TASK TO COMPLETE —
Each entry that appears below should be restated exactly as it is.

-------

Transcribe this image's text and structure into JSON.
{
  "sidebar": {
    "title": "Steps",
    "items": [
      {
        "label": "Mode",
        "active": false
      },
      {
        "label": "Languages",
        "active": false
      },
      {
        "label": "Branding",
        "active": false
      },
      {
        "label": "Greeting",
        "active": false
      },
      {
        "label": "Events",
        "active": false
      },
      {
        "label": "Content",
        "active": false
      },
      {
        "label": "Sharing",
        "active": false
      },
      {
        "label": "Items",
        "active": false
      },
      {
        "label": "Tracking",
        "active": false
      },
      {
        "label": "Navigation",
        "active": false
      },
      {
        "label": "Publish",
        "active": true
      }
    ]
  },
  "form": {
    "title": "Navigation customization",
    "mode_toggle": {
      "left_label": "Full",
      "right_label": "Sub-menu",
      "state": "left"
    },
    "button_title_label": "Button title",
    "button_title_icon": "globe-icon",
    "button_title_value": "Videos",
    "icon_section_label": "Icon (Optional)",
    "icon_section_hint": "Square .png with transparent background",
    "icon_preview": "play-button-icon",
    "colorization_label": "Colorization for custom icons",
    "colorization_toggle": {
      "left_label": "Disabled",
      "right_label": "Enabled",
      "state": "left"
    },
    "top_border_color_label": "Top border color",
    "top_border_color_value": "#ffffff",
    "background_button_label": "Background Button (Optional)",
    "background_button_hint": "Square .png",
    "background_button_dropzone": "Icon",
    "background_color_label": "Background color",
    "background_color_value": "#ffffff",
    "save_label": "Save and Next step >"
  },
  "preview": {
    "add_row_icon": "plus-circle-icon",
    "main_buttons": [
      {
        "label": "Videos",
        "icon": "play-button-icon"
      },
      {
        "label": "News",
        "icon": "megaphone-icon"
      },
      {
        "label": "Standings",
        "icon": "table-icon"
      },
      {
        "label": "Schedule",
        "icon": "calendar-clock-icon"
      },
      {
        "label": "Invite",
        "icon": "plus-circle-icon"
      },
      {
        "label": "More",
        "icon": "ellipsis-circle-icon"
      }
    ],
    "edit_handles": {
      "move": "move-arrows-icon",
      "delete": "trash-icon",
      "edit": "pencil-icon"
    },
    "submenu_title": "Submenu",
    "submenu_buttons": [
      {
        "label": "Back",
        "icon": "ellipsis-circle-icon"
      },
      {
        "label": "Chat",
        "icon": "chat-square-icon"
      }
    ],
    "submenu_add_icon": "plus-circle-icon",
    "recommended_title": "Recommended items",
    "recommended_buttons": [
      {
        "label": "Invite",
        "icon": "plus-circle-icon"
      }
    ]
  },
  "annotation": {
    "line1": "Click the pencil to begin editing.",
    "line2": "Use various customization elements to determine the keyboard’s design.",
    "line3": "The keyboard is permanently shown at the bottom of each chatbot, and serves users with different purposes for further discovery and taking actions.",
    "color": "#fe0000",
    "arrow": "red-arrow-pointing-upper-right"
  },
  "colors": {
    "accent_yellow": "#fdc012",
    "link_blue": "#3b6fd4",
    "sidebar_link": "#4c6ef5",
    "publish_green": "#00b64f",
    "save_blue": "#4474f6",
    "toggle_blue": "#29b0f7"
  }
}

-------

ANSWER SECTION —
Transcribe this image's text and structure into JSON.
{
  "sidebar": {
    "title": "Steps",
    "items": [
      {
        "label": "Mode",
        "active": false
      },
      {
        "label": "Languages",
        "active": false
      },
      {
        "label": "Branding",
        "active": false
      },
      {
        "label": "Greeting",
        "active": false
      },
      {
        "label": "Events",
        "active": false
      },
      {
        "label": "Content",
        "active": false
      },
      {
        "label": "Sharing",
        "active": false
      },
      {
        "label": "Items",
        "active": false
      },
      {
        "label": "Tracking",
        "active": false
      },
      {
        "label": "Navigation",
        "active": false
      },
      {
        "label": "Publish",
        "active": true
      }
    ]
  },
  "form": {
    "title": "Navigation customization",
    "mode_toggle": {
      "left_label": "Full",
      "right_label": "Sub-menu",
      "state": "left"
    },
    "button_title_label": "Button title",
    "button_title_icon": "globe-icon",
    "button_title_value": "Videos",
    "icon_section_label": "Icon (Optional)",
    "icon_section_hint": "Square .png with transparent background",
    "icon_preview": "play-button-icon",
    "colorization_label": "Colorization for custom icons",
    "colorization_toggle": {
      "left_label": "Disabled",
      "right_label": "Enabled",
      "state": "left"
    },
    "top_border_color_label": "Top border color",
    "top_border_color_value": "#ffffff",
    "background_button_label": "Background Button (Optional)",
    "background_button_hint": "Square .png",
    "background_button_dropzone": "Icon",
    "background_color_label": "Background color",
    "background_color_value": "#ffffff",
    "save_label": "Save and Next step >"
  },
  "preview": {
    "add_row_icon": "plus-circle-icon",
    "main_buttons": [
      {
        "label": "Videos",
        "icon": "play-button-icon"
      },
      {
        "label": "News",
        "icon": "megaphone-icon"
      },
      {
        "label": "Standings",
        "icon": "table-icon"
      },
      {
        "label": "Schedule",
        "icon": "calendar-clock-icon"
      },
      {
        "label": "Invite",
        "icon": "plus-circle-icon"
      },
      {
        "label": "More",
        "icon": "ellipsis-circle-icon"
      }
    ],
    "edit_handles": {
      "move": "move-arrows-icon",
      "delete": "trash-icon",
      "edit": "pencil-icon"
    },
    "submenu_title": "Submenu",
    "submenu_buttons": [
      {
        "label": "Back",
        "icon": "ellipsis-circle-icon"
      },
      {
        "label": "Chat",
        "icon": "chat-square-icon"
      }
    ],
    "submenu_add_icon": "plus-circle-icon",
    "recommended_title": "Recommended items",
    "recommended_buttons": [
      {
        "label": "Invite",
        "icon": "plus-circle-icon"
      }
    ]
  },
  "annotation": {
    "line1": "Click the pencil to begin editing.",
    "line2": "Use various customization elements to determine the keyboard’s design.",
    "line3": "The keyboard is permanently shown at the bottom of each chatbot, and serves users with different purposes for further discovery and taking actions.",
    "color": "#fe0000",
    "arrow": "red-arrow-pointing-upper-right"
  },
  "colors": {
    "accent_yellow": "#fdc012",
    "link_blue": "#3b6fd4",
    "sidebar_link": "#4c6ef5",
    "publish_green": "#00b64f",
    "save_blue": "#4474f6",
    "toggle_blue": "#29b0f7"
  }
}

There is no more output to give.